Several council members said they learned of the office’s money problems Friday.
“There isn’t a lot we can do now,” council member James Clendenin said. “It’s very hard to get these recommendations on a Tuesday and have to vote on things that are so vital to so many people. This is a lot to digest over four days.”
He took Vaughn to task for the late notice.
“Since December, you’ve known there would be a 50 percent reduction in CSBG funding. Is there any way for you to move this process up a little bit?” Clendenin asked.
“Absolutely that complicated things,” Longwell said after the meeting. “We could have sat down and had discussions with staff, managers and organizations to help us bring back a recommendation that wouldn’t have played out so dramatically. I am of the mindset we should have had this discussion three years ago when they saw their funding stream cut.”
A public bailout
The bailout originally was not intended for public discussion. It was earmarked for the city’s consent agenda, where it would have received a vote without public discussion.
Longwell moved to remove the item from the consent agenda, forcing the debate.
Holdeman said the bailout was made necessary by declines in SRS referrals to the jobs program.
“There has been a trend in decreased referrals going back three years,” Vaughn said. “We weren’t sure that was a trend, but now we look back and we can see they were starting to go down.
“The career development office and staffing are dependent on a certain level of referrals and a certain amount of money. We couldn’t adjust fast enough to account for it.”
After the meeting, Longwell called the bailout a “very sore subject.”
“We didn’t get a good answer on it,” he said. “Here’s what happened: They had a series of reductions like this year, and no one paid any attention to that series of reductions and instead of budgeting knowing of those reductions, they funded the office at the old levels.
“And someone finally came in today and said, ‘Hey, we’re short. We have to go to the council to get money to pay our debts.’ This wasn’t very fun, and I hope it comes out clearly that we’re not very happy about being forced into a discussion to pay old debts.”

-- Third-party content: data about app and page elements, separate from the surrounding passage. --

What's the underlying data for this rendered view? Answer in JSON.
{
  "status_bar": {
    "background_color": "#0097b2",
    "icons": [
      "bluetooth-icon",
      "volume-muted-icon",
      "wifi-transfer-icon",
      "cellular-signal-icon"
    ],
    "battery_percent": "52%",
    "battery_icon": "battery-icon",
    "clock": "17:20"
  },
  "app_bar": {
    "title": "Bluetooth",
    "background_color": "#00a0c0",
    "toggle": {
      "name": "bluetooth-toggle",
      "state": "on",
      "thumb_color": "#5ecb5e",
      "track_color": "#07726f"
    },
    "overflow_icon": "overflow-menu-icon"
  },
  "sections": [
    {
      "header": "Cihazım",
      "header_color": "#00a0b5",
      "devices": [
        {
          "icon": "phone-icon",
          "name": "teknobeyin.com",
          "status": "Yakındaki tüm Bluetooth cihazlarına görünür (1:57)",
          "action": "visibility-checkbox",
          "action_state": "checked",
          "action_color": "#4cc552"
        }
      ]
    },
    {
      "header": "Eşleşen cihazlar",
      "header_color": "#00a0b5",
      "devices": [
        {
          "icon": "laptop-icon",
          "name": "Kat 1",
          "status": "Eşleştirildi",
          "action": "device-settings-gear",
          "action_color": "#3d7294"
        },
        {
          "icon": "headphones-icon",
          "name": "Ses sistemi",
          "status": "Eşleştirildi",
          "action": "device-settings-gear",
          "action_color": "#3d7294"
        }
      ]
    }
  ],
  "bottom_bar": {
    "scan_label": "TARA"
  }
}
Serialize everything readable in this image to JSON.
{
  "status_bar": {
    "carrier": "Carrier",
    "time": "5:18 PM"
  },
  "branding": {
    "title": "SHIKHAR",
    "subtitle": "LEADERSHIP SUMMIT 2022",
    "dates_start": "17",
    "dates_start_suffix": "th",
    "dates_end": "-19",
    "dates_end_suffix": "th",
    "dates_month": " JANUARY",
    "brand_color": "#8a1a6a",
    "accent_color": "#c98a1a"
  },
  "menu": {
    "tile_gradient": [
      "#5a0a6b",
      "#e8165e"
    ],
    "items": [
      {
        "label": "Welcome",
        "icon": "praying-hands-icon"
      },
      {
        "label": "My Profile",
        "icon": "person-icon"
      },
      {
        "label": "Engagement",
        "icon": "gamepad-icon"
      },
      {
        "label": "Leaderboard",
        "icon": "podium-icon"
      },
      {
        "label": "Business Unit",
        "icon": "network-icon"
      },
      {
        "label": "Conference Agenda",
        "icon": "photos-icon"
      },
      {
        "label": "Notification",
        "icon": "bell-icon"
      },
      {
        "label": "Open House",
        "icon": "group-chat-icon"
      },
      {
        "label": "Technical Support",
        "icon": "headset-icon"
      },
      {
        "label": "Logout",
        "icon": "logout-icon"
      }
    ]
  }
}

Federal funding cuts
The citizen review committee first met Jan. 10. It put case management and employment services, along with support and administrative costs, youth employment and training atop its priorities. It wanted to defund neighborhood cleanups, summer activity camps and Project Access, which provides medical care for the uninsured.
“Ultimately, the state tells us our ultimate responsibility is to take the poor and make them not poor,” said Joel Weihe, vice chairman of the committee. “To us, the way to do that is jobs.”
Council members made clear that they weren’t happy with the committee’s priority list, or with the success rate of the office’s job programs: In 2012, the office served 530 people and placed 59 in jobs with an average $8.90 hourly wage, Vaughn said.
Council member Paul Gray called that result insufficient for the cost — more than a half million dollars in federal funding. The office is providing unneeded training for menial jobs that provide on-site training already, he said.
“What you’re doing is teaching people to be human beings,” Gray said. “How did they get this far in life without the ability to do these things?
“It seems like you’re fixing a symptom rather than a problem. How do we turn out kids who are not capable of those things?”
Weihe said under council questioning that the review panel made no effort to pursue possible consolidations with area non-profits or the local Workforce Development Center as it weighed the federal cuts.
That was another sore subject for Longwell.
“The whole time they’re going through this exercise in appropriations, there was not one single conversation about collaboration with anyone,” he said after the meeting. “They are exactly duplicative at the CDO of the Workforce Development Center.”
Clendenin echoed Longwell’s call for more public-private job creation partnerships.
“We’ve found in many ways that when we partner with people, our resources can be combined and stretched further, be more effective,” he said.